**Action item:**
Copy the entries below in full, keeping them exactly as they are.

**Records to process:**
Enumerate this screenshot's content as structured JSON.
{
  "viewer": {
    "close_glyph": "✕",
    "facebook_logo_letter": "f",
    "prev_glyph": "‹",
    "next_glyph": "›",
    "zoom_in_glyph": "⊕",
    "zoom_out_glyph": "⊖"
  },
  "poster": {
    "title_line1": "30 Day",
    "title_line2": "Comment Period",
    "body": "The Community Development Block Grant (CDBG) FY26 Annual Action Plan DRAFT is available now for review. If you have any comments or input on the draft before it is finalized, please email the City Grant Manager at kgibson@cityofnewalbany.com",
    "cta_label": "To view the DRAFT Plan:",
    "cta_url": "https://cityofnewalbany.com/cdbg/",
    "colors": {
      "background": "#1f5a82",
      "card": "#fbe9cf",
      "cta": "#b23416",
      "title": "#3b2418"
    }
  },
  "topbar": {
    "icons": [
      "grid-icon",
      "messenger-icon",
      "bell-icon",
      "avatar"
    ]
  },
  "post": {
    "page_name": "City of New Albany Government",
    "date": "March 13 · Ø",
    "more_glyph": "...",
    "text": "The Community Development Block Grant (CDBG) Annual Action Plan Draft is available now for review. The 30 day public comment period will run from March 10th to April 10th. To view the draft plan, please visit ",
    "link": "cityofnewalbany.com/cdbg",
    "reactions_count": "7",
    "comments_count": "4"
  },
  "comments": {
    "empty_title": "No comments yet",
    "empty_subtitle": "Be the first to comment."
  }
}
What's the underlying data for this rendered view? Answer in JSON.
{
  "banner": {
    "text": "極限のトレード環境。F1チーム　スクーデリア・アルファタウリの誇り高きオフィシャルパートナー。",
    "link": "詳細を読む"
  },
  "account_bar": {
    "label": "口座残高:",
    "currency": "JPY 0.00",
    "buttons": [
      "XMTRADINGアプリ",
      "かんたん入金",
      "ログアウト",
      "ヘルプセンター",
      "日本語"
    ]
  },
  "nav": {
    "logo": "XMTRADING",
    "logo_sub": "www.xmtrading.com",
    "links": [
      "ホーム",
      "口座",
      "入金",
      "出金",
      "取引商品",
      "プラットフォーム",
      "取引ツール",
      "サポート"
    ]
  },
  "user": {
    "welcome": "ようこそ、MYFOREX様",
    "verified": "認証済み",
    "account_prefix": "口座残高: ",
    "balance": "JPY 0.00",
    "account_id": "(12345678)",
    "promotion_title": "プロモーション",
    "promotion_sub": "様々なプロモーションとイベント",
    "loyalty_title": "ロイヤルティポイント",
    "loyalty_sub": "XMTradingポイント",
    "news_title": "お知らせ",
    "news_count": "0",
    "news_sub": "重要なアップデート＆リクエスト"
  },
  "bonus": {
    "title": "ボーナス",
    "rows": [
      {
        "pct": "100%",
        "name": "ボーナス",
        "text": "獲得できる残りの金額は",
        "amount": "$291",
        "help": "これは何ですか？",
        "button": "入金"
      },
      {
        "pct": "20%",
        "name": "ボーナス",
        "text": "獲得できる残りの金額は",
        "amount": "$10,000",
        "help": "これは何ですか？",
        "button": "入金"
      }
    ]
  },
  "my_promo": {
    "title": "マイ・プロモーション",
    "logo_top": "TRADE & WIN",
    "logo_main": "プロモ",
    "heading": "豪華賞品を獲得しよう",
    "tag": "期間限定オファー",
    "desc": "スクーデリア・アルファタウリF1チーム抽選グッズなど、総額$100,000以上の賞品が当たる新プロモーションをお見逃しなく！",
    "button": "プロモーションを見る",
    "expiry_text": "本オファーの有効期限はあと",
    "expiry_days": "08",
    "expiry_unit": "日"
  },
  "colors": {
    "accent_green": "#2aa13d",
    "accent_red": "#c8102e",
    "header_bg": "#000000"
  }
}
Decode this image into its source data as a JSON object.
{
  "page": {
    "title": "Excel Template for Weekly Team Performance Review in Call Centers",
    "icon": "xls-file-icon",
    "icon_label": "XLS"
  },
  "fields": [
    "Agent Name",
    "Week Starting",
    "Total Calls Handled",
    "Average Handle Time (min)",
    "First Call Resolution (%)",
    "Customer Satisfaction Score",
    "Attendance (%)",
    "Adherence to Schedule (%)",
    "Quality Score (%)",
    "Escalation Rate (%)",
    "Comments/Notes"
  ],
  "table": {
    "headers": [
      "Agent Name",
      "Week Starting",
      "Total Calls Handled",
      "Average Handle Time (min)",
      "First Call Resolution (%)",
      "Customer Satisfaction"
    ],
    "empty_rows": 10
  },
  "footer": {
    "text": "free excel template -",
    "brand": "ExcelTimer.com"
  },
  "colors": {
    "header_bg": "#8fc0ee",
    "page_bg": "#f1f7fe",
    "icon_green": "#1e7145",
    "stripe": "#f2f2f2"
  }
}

**Completed exercise:**
Enumerate this screenshot's content as structured JSON.
{
  "viewer": {
    "close_glyph": "✕",
    "facebook_logo_letter": "f",
    "prev_glyph": "‹",
    "next_glyph": "›",
    "zoom_in_glyph": "⊕",
    "zoom_out_glyph": "⊖"
  },
  "poster": {
    "title_line1": "30 Day",
    "title_line2": "Comment Period",
    "body": "The Community Development Block Grant (CDBG) FY26 Annual Action Plan DRAFT is available now for review. If you have any comments or input on the draft before it is finalized, please email the City Grant Manager at kgibson@cityofnewalbany.com",
    "cta_label": "To view the DRAFT Plan:",
    "cta_url": "https://cityofnewalbany.com/cdbg/",
    "colors": {
      "background": "#1f5a82",
      "card": "#fbe9cf",
      "cta": "#b23416",
      "title": "#3b2418"
    }
  },
  "topbar": {
    "icons": [
      "grid-icon",
      "messenger-icon",
      "bell-icon",
      "avatar"
    ]
  },
  "post": {
    "page_name": "City of New Albany Government",
    "date": "March 13 · Ø",
    "more_glyph": "...",
    "text": "The Community Development Block Grant (CDBG) Annual Action Plan Draft is available now for review. The 30 day public comment period will run from March 10th to April 10th. To view the draft plan, please visit ",
    "link": "cityofnewalbany.com/cdbg",
    "reactions_count": "7",
    "comments_count": "4"
  },
  "comments": {
    "empty_title": "No comments yet",
    "empty_subtitle": "Be the first to comment."
  }
}
What's the underlying data for this rendered view? Answer in JSON.
{
  "banner": {
    "text": "極限のトレード環境。F1チーム　スクーデリア・アルファタウリの誇り高きオフィシャルパートナー。",
    "link": "詳細を読む"
  },
  "account_bar": {
    "label": "口座残高:",
    "currency": "JPY 0.00",
    "buttons": [
      "XMTRADINGアプリ",
      "かんたん入金",
      "ログアウト",
      "ヘルプセンター",
      "日本語"
    ]
  },
  "nav": {
    "logo": "XMTRADING",
    "logo_sub": "www.xmtrading.com",
    "links": [
      "ホーム",
      "口座",
      "入金",
      "出金",
      "取引商品",
      "プラットフォーム",
      "取引ツール",
      "サポート"
    ]
  },
  "user": {
    "welcome": "ようこそ、MYFOREX様",
    "verified": "認証済み",
    "account_prefix": "口座残高: ",
    "balance": "JPY 0.00",
    "account_id": "(12345678)",
    "promotion_title": "プロモーション",
    "promotion_sub": "様々なプロモーションとイベント",
    "loyalty_title": "ロイヤルティポイント",
    "loyalty_sub": "XMTradingポイント",
    "news_title": "お知らせ",
    "news_count": "0",
    "news_sub": "重要なアップデート＆リクエスト"
  },
  "bonus": {
    "title": "ボーナス",
    "rows": [
      {
        "pct": "100%",
        "name": "ボーナス",
        "text": "獲得できる残りの金額は",
        "amount": "$291",
        "help": "これは何ですか？",
        "button": "入金"
      },
      {
        "pct": "20%",
        "name": "ボーナス",
        "text": "獲得できる残りの金額は",
        "amount": "$10,000",
        "help": "これは何ですか？",
        "button": "入金"
      }
    ]
  },
  "my_promo": {
    "title": "マイ・プロモーション",
    "logo_top": "TRADE & WIN",
    "logo_main": "プロモ",
    "heading": "豪華賞品を獲得しよう",
    "tag": "期間限定オファー",
    "desc": "スクーデリア・アルファタウリF1チーム抽選グッズなど、総額$100,000以上の賞品が当たる新プロモーションをお見逃しなく！",
    "button": "プロモーションを見る",
    "expiry_text": "本オファーの有効期限はあと",
    "expiry_days": "08",
    "expiry_unit": "日"
  },
  "colors": {
    "accent_green": "#2aa13d",
    "accent_red": "#c8102e",
    "header_bg": "#000000"
  }
}
Decode this image into its source data as a JSON object.
{
  "page": {
    "title": "Excel Template for Weekly Team Performance Review in Call Centers",
    "icon": "xls-file-icon",
    "icon_label": "XLS"
  },
  "fields": [
    "Agent Name",
    "Week Starting",
    "Total Calls Handled",
    "Average Handle Time (min)",
    "First Call Resolution (%)",
    "Customer Satisfaction Score",
    "Attendance (%)",
    "Adherence to Schedule (%)",
    "Quality Score (%)",
    "Escalation Rate (%)",
    "Comments/Notes"
  ],
  "table": {
    "headers": [
      "Agent Name",
      "Week Starting",
      "Total Calls Handled",
      "Average Handle Time (min)",
      "First Call Resolution (%)",
      "Customer Satisfaction"
    ],
    "empty_rows": 10
  },
  "footer": {
    "text": "free excel template -",
    "brand": "ExcelTimer.com"
  },
  "colors": {
    "header_bg": "#8fc0ee",
    "page_bg": "#f1f7fe",
    "icon_green": "#1e7145",
    "stripe": "#f2f2f2"
  }
}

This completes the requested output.